[Task inputs — start]
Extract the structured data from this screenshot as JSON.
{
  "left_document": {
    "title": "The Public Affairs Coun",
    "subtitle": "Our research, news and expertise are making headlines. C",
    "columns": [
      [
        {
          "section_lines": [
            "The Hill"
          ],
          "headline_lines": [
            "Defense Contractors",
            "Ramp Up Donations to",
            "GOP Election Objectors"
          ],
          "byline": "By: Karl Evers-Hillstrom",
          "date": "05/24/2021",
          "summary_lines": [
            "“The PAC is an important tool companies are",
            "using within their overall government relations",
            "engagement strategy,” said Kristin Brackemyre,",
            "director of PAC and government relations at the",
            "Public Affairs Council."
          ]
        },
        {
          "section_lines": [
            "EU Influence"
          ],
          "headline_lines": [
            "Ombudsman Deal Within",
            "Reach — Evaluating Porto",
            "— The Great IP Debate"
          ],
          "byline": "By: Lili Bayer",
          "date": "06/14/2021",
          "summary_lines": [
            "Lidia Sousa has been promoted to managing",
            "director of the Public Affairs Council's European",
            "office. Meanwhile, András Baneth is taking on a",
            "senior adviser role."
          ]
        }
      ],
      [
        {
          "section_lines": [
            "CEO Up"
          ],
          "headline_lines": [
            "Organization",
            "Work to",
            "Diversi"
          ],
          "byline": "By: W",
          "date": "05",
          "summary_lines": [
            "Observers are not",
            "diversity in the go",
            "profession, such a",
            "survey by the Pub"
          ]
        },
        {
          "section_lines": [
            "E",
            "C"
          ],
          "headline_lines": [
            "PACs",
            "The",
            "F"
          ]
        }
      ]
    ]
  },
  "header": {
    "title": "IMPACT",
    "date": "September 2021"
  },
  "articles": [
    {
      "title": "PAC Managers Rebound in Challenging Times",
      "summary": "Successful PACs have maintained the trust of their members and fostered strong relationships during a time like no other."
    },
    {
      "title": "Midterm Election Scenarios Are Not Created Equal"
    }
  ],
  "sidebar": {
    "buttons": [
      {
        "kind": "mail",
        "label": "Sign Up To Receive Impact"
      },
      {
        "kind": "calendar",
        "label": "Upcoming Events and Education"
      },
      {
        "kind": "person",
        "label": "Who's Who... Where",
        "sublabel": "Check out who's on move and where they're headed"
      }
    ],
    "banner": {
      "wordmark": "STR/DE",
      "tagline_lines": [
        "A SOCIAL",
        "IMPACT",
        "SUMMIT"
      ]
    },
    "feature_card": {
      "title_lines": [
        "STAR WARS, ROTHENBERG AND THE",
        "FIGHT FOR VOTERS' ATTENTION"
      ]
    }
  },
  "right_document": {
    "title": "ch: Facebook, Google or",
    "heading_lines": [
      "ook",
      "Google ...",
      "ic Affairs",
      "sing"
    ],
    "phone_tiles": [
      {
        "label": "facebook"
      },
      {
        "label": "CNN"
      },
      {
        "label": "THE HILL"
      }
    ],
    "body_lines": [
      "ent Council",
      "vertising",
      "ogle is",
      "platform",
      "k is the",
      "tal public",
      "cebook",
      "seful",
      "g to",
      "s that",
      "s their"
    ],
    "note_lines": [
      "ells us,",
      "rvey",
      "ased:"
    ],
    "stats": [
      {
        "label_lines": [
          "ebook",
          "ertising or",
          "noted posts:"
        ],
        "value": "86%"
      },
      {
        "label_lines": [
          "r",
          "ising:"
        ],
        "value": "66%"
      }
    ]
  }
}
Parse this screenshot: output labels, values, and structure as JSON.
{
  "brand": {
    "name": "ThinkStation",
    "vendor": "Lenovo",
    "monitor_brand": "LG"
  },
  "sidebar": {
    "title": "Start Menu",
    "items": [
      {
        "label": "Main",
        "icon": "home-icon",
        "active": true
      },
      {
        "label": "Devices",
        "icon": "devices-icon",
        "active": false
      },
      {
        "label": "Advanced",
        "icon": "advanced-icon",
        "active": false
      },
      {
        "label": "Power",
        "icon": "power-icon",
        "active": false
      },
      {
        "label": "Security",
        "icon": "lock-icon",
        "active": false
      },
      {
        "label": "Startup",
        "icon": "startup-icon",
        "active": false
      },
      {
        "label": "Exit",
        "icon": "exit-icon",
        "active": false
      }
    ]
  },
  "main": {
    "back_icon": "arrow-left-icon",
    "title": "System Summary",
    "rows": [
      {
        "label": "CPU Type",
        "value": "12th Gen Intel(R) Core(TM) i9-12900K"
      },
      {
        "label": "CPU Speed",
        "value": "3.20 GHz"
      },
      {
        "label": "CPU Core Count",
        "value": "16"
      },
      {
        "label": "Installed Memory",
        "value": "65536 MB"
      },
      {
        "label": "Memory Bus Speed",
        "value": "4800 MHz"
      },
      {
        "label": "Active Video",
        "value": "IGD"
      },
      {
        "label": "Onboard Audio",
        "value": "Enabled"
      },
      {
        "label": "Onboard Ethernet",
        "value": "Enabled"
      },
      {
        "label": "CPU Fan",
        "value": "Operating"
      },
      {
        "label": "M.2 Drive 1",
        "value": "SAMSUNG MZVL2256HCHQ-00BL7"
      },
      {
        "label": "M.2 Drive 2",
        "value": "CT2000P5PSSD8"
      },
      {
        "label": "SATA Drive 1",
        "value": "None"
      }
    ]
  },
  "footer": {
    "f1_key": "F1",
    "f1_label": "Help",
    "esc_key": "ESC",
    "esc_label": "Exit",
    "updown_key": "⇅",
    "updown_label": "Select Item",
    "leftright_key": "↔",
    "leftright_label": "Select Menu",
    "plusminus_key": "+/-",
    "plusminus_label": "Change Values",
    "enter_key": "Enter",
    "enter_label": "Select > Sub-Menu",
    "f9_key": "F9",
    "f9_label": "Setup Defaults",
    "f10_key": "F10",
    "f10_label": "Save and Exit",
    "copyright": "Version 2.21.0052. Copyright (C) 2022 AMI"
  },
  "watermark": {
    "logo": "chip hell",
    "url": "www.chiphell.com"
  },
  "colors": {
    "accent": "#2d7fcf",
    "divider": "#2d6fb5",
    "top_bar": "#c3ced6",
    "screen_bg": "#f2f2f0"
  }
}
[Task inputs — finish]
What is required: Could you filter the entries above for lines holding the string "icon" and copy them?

Answer section:
        "icon": "home-icon",
        "icon": "devices-icon",
        "icon": "advanced-icon",
        "icon": "power-icon",
        "icon": "lock-icon",
        "icon": "startup-icon",
        "icon": "exit-icon",
    "back_icon": "arrow-left-icon",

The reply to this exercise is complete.